--- Given records ---

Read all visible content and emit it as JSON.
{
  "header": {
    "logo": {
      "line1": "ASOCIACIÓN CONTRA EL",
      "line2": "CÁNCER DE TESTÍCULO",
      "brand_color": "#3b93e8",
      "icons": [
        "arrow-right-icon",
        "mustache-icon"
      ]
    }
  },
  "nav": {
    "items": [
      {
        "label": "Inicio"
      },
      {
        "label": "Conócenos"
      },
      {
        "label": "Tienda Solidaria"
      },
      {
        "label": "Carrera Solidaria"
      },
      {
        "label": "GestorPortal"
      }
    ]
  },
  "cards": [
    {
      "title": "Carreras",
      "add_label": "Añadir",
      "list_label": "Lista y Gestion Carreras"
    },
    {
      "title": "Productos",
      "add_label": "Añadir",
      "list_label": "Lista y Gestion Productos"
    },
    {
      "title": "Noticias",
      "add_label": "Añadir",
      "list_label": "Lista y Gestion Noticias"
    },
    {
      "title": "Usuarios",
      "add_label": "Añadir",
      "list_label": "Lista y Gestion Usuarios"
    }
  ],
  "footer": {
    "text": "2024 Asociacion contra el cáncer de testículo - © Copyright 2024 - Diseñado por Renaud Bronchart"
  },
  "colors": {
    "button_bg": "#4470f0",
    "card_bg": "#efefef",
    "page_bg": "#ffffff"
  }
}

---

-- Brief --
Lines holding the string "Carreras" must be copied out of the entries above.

-- Result --
      "title": "Carreras",
      "list_label": "Lista y Gestion Carreras"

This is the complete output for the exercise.